### Task details
Reproduce all entries precisely, down to the last character.

----

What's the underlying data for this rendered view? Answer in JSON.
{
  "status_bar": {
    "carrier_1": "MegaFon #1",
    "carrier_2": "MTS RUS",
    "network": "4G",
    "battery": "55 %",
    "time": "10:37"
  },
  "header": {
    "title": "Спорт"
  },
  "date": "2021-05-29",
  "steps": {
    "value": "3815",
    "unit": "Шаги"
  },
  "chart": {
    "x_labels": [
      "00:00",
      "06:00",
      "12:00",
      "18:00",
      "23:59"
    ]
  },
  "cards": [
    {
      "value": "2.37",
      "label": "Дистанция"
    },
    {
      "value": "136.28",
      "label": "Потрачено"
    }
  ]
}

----

### Task result
What's the underlying data for this rendered view? Answer in JSON.
{
  "status_bar": {
    "carrier_1": "MegaFon #1",
    "carrier_2": "MTS RUS",
    "network": "4G",
    "battery": "55 %",
    "time": "10:37"
  },
  "header": {
    "title": "Спорт"
  },
  "date": "2021-05-29",
  "steps": {
    "value": "3815",
    "unit": "Шаги"
  },
  "chart": {
    "x_labels": [
      "00:00",
      "06:00",
      "12:00",
      "18:00",
      "23:59"
    ]
  },
  "cards": [
    {
      "value": "2.37",
      "label": "Дистанция"
    },
    {
      "value": "136.28",
      "label": "Потрачено"
    }
  ]
}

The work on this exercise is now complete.